Lilly Kimble shares the story of a banished West Kentuckian.
American citizens being banished to Canada may sound pretty far fetched. But that is what happened to twenty one Hickman Countians during the Civil War.
Columbus, a small town located on Mississippi River, opened homes and hearts to Confederate troops stationed at the fort overlooking the town. However those troops abandoned their positions when General Ulysses S. Grant bypassed them by taking Forts Donaldson and Henry in Tennessee. Grant was unable to take the fort, having been beaten back by Confederates under the command of General Leonidas Polk in his first battle of the Civil War, an event that is commemorated each year at Columbus Belmont Park in mid-October.
Occupation of the fort after the Confederates decamped brought a Union army into an area known for its Southern sympathies. Commanding General Paine, an Illinois lawyer and friend of President Lincoln, prided himself on his strong Union sentiments. The combination of a town with Southern leanings and an occupying force commanded by a rabid Union man led to the expulsion of whole families from their homes. Paine took it upon himself to exile local residents he called "Southern sympathizers" to Canada.
Two sisters from Paducah, who had the misfortune to possess fine homes, were also put on the northbound train by Paine’s troops. Then Paine used their homes as his headquarters.
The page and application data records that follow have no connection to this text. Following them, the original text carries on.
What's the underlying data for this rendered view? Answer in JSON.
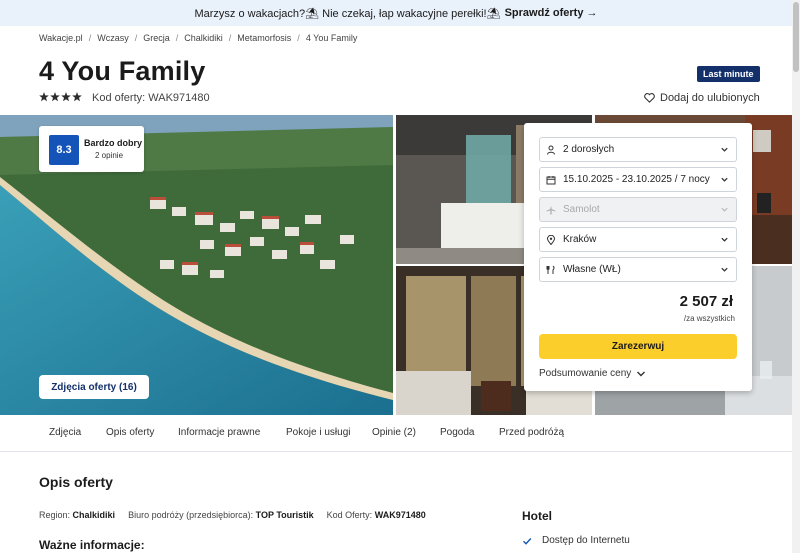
{
  "promo": {
    "text": "Marzysz o wakacjach?⛱ Nie czekaj, łap wakacyjne perełki!⛱",
    "link": "Sprawdź oferty →"
  },
  "breadcrumb": [
    "Wakacje.pl",
    "Wczasy",
    "Grecja",
    "Chalkidiki",
    "Metamorfosis",
    "4 You Family"
  ],
  "hotel": {
    "name": "4 You Family",
    "badge": "Last minute",
    "stars": 4,
    "offer_code_label": "Kod oferty: WAK971480",
    "favorite_label": "Dodaj do ulubionych"
  },
  "rating": {
    "score": "8.3",
    "label": "Bardzo dobry",
    "count": "2 opinie"
  },
  "gallery": {
    "photos_button": "Zdjęcia oferty (16)"
  },
  "booking": {
    "travelers": "2 dorosłych",
    "dates": "15.10.2025 - 23.10.2025 / 7 nocy",
    "transport": "Samolot",
    "departure": "Kraków",
    "board": "Własne (WŁ)",
    "price": "2 507 zł",
    "price_note": "/za wszystkich",
    "book_label": "Zarezerwuj",
    "summary_label": "Podsumowanie ceny"
  },
  "tabs": [
    "Zdjęcia",
    "Opis oferty",
    "Informacje prawne",
    "Pokoje i usługi",
    "Opinie (2)",
    "Pogoda",
    "Przed podróżą"
  ],
  "description": {
    "title": "Opis oferty",
    "region_label": "Region:",
    "region_value": "Chalkidiki",
    "organizer_label": "Biuro podróży (przedsiębiorca):",
    "organizer_value": "TOP Touristik",
    "code_label": "Kod Oferty:",
    "code_value": "WAK971480",
    "important": "Ważne informacje:"
  },
  "hotel_features": {
    "title": "Hotel",
    "items": [
      "Dostęp do Internetu"
    ]
  },
  "colors": {
    "brand_navy": "#13306b",
    "rating_blue": "#1453b8",
    "cta_yellow": "#fcce2c",
    "promo_bg": "#e9f1fb"
  }
}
Family members recounted the train ride to Ottawa, Canada and their return home. Some families returned soon after President Lincoln, prompted by a petition from the people of Columbus, ordered Paine to recall the banished.
Six weeks after they were "shipped like cattle out of their own state" according to one newspaper report, some returned home. Many came back to nothing because the Yankees had burned their homes and taken their livestock. All who came home had to pay their own way back.
This little known Civil War event was dramatized in 2006 by Hickman County historian, Virginia Jewell, before her death in 2007. It was put on again in 2009 by the Hickman County Museum Board. Now it’s back in time for the 150th year anniversary of the beginning of the War Between the States.
The play, originally titled “Banished to Canada” now known as “Banished” will again be performed with slight revisions, children are now in the cast and music of the period is included. Eight men and four women will tell their story of being banished to a foreign country.
The play, produced by the Hickman County Arts Council will be performed twice. The first performance will be on Saturday, October 8th at 11:00 on the porch of the Hickman County Museum in Clinton. The second performance will be at Columbus Belmont Park on Saturday, October 15th at 11:00 at the Park Museum.
Admission to both performances is free and the public is encouraged to attend.